__Assignment__: Nothing but an exact reprint of the records is to be returned.

Exercise data START

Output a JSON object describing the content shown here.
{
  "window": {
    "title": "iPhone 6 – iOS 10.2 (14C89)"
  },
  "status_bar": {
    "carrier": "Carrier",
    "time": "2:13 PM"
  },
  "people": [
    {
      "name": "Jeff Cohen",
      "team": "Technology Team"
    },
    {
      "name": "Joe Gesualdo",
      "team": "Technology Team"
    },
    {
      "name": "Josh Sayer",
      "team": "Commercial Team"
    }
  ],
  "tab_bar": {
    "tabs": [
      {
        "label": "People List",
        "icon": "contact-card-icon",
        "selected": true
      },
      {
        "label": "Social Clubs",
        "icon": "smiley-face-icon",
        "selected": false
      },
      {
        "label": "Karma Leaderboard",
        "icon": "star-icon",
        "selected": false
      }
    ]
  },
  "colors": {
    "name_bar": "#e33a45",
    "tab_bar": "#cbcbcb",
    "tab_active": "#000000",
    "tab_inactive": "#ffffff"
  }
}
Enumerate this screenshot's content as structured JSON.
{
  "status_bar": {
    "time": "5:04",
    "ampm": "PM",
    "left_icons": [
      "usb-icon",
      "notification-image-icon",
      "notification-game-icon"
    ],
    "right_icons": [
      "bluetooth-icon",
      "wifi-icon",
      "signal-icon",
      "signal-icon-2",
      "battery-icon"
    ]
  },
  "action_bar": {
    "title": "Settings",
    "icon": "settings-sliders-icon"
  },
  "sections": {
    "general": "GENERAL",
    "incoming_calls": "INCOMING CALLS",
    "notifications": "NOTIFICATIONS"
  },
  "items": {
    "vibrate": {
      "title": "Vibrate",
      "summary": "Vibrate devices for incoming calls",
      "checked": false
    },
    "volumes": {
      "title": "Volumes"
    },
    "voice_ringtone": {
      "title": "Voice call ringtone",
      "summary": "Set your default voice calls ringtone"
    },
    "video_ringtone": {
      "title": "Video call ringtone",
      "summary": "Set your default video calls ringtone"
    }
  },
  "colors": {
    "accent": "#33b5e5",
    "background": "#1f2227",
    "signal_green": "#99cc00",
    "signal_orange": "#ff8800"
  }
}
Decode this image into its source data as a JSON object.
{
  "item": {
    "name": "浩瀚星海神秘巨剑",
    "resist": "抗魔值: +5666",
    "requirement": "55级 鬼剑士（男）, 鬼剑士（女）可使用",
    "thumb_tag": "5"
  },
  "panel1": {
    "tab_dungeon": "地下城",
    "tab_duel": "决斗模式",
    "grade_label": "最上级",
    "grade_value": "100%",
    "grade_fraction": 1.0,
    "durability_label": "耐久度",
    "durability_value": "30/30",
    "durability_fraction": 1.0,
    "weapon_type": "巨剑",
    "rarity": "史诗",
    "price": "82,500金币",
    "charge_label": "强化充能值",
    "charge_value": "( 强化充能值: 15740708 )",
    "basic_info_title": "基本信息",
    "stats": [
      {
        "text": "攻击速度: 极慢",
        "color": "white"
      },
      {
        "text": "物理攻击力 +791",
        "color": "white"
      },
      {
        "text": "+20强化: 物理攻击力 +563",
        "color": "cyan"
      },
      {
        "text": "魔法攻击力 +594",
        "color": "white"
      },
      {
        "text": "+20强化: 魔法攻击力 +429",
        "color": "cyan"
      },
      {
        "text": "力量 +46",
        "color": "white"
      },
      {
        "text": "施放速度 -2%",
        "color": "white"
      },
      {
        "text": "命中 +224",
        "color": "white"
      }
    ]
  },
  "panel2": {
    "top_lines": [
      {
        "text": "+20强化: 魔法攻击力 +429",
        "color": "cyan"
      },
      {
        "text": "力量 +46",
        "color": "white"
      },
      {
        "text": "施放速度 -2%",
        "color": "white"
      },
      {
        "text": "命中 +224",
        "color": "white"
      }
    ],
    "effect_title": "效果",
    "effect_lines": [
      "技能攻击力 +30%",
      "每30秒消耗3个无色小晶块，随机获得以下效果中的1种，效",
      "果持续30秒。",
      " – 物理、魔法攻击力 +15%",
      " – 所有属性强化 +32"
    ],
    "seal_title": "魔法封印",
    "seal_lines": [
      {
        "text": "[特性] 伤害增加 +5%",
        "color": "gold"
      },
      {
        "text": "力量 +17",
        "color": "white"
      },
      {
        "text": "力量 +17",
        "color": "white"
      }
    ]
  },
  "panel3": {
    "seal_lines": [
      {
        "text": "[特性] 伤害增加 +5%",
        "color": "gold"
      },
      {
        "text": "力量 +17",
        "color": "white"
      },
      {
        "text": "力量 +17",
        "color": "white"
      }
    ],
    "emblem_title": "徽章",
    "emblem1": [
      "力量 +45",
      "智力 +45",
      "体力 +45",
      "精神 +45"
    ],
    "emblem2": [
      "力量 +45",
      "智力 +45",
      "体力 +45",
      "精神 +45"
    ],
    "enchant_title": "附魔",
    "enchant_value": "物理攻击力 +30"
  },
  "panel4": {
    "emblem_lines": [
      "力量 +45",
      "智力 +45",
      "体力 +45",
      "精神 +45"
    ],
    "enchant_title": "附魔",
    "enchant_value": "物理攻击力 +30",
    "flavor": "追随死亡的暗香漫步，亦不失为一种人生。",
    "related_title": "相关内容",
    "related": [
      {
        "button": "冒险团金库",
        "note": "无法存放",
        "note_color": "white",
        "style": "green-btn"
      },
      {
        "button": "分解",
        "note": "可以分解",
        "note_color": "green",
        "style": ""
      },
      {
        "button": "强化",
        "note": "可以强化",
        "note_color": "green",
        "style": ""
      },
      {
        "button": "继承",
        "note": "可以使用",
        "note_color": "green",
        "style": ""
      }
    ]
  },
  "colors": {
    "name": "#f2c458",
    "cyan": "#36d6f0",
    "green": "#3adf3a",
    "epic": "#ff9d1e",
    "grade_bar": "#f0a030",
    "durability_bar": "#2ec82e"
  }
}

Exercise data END

__Problem solution__:
Output a JSON object describing the content shown here.
{
  "window": {
    "title": "iPhone 6 – iOS 10.2 (14C89)"
  },
  "status_bar": {
    "carrier": "Carrier",
    "time": "2:13 PM"
  },
  "people": [
    {
      "name": "Jeff Cohen",
      "team": "Technology Team"
    },
    {
      "name": "Joe Gesualdo",
      "team": "Technology Team"
    },
    {
      "name": "Josh Sayer",
      "team": "Commercial Team"
    }
  ],
  "tab_bar": {
    "tabs": [
      {
        "label": "People List",
        "icon": "contact-card-icon",
        "selected": true
      },
      {
        "label": "Social Clubs",
        "icon": "smiley-face-icon",
        "selected": false
      },
      {
        "label": "Karma Leaderboard",
        "icon": "star-icon",
        "selected": false
      }
    ]
  },
  "colors": {
    "name_bar": "#e33a45",
    "tab_bar": "#cbcbcb",
    "tab_active": "#000000",
    "tab_inactive": "#ffffff"
  }
}
Enumerate this screenshot's content as structured JSON.
{
  "status_bar": {
    "time": "5:04",
    "ampm": "PM",
    "left_icons": [
      "usb-icon",
      "notification-image-icon",
      "notification-game-icon"
    ],
    "right_icons": [
      "bluetooth-icon",
      "wifi-icon",
      "signal-icon",
      "signal-icon-2",
      "battery-icon"
    ]
  },
  "action_bar": {
    "title": "Settings",
    "icon": "settings-sliders-icon"
  },
  "sections": {
    "general": "GENERAL",
    "incoming_calls": "INCOMING CALLS",
    "notifications": "NOTIFICATIONS"
  },
  "items": {
    "vibrate": {
      "title": "Vibrate",
      "summary": "Vibrate devices for incoming calls",
      "checked": false
    },
    "volumes": {
      "title": "Volumes"
    },
    "voice_ringtone": {
      "title": "Voice call ringtone",
      "summary": "Set your default voice calls ringtone"
    },
    "video_ringtone": {
      "title": "Video call ringtone",
      "summary": "Set your default video calls ringtone"
    }
  },
  "colors": {
    "accent": "#33b5e5",
    "background": "#1f2227",
    "signal_green": "#99cc00",
    "signal_orange": "#ff8800"
  }
}
Decode this image into its source data as a JSON object.
{
  "item": {
    "name": "浩瀚星海神秘巨剑",
    "resist": "抗魔值: +5666",
    "requirement": "55级 鬼剑士（男）, 鬼剑士（女）可使用",
    "thumb_tag": "5"
  },
  "panel1": {
    "tab_dungeon": "地下城",
    "tab_duel": "决斗模式",
    "grade_label": "最上级",
    "grade_value": "100%",
    "grade_fraction": 1.0,
    "durability_label": "耐久度",
    "durability_value": "30/30",
    "durability_fraction": 1.0,
    "weapon_type": "巨剑",
    "rarity": "史诗",
    "price": "82,500金币",
    "charge_label": "强化充能值",
    "charge_value": "( 强化充能值: 15740708 )",
    "basic_info_title": "基本信息",
    "stats": [
      {
        "text": "攻击速度: 极慢",
        "color": "white"
      },
      {
        "text": "物理攻击力 +791",
        "color": "white"
      },
      {
        "text": "+20强化: 物理攻击力 +563",
        "color": "cyan"
      },
      {
        "text": "魔法攻击力 +594",
        "color": "white"
      },
      {
        "text": "+20强化: 魔法攻击力 +429",
        "color": "cyan"
      },
      {
        "text": "力量 +46",
        "color": "white"
      },
      {
        "text": "施放速度 -2%",
        "color": "white"
      },
      {
        "text": "命中 +224",
        "color": "white"
      }
    ]
  },
  "panel2": {
    "top_lines": [
      {
        "text": "+20强化: 魔法攻击力 +429",
        "color": "cyan"
      },
      {
        "text": "力量 +46",
        "color": "white"
      },
      {
        "text": "施放速度 -2%",
        "color": "white"
      },
      {
        "text": "命中 +224",
        "color": "white"
      }
    ],
    "effect_title": "效果",
    "effect_lines": [
      "技能攻击力 +30%",
      "每30秒消耗3个无色小晶块，随机获得以下效果中的1种，效",
      "果持续30秒。",
      " – 物理、魔法攻击力 +15%",
      " – 所有属性强化 +32"
    ],
    "seal_title": "魔法封印",
    "seal_lines": [
      {
        "text": "[特性] 伤害增加 +5%",
        "color": "gold"
      },
      {
        "text": "力量 +17",
        "color": "white"
      },
      {
        "text": "力量 +17",
        "color": "white"
      }
    ]
  },
  "panel3": {
    "seal_lines": [
      {
        "text": "[特性] 伤害增加 +5%",
        "color": "gold"
      },
      {
        "text": "力量 +17",
        "color": "white"
      },
      {
        "text": "力量 +17",
        "color": "white"
      }
    ],
    "emblem_title": "徽章",
    "emblem1": [
      "力量 +45",
      "智力 +45",
      "体力 +45",
      "精神 +45"
    ],
    "emblem2": [
      "力量 +45",
      "智力 +45",
      "体力 +45",
      "精神 +45"
    ],
    "enchant_title": "附魔",
    "enchant_value": "物理攻击力 +30"
  },
  "panel4": {
    "emblem_lines": [
      "力量 +45",
      "智力 +45",
      "体力 +45",
      "精神 +45"
    ],
    "enchant_title": "附魔",
    "enchant_value": "物理攻击力 +30",
    "flavor": "追随死亡的暗香漫步，亦不失为一种人生。",
    "related_title": "相关内容",
    "related": [
      {
        "button": "冒险团金库",
        "note": "无法存放",
        "note_color": "white",
        "style": "green-btn"
      },
      {
        "button": "分解",
        "note": "可以分解",
        "note_color": "green",
        "style": ""
      },
      {
        "button": "强化",
        "note": "可以强化",
        "note_color": "green",
        "style": ""
      },
      {
        "button": "继承",
        "note": "可以使用",
        "note_color": "green",
        "style": ""
      }
    ]
  },
  "colors": {
    "name": "#f2c458",
    "cyan": "#36d6f0",
    "green": "#3adf3a",
    "epic": "#ff9d1e",
    "grade_bar": "#f0a030",
    "durability_bar": "#2ec82e"
  }
}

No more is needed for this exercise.